YOUR OBJECTIVE:
In the data below, how many lines contain the string "title"? Give only the figure.

(INFORMATION SHOWN)

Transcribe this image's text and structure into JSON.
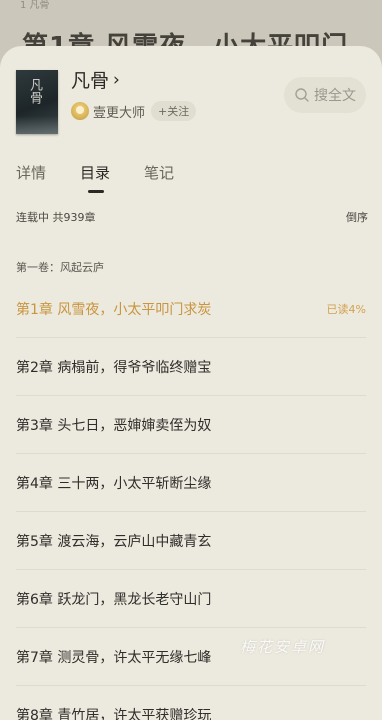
{
  "reader": {
    "top_info": "1 凡骨",
    "chapter_heading": "第1章 风雪夜，小太平叩门"
  },
  "book": {
    "cover_text": "凡骨",
    "title": "凡骨",
    "author": "壹更大师",
    "follow_label": "+关注",
    "search_label": "搜全文"
  },
  "tabs": [
    {
      "label": "详情"
    },
    {
      "label": "目录"
    },
    {
      "label": "笔记"
    }
  ],
  "status": {
    "text": "连载中 共939章",
    "sort_label": "倒序"
  },
  "volume": "第一卷：风起云庐",
  "chapters": [
    {
      "title": "第1章 风雪夜，小太平叩门求炭",
      "tag": "已读4%"
    },
    {
      "title": "第2章 病榻前，得爷爷临终赠宝"
    },
    {
      "title": "第3章 头七日，恶婶婶卖侄为奴"
    },
    {
      "title": "第4章 三十两，小太平斩断尘缘"
    },
    {
      "title": "第5章 渡云海，云庐山中藏青玄"
    },
    {
      "title": "第6章 跃龙门，黑龙长老守山门"
    },
    {
      "title": "第7章 测灵骨，许太平无缘七峰"
    },
    {
      "title": "第8章 青竹居，许太平获赠珍玩"
    }
  ],
  "watermark": "梅花安卓网",
  "colors": {
    "accent": "#c9953f",
    "sheet_bg": "#ece9de",
    "text": "#2f2e2a"
  }
}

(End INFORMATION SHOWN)

TASK ANSWER:
9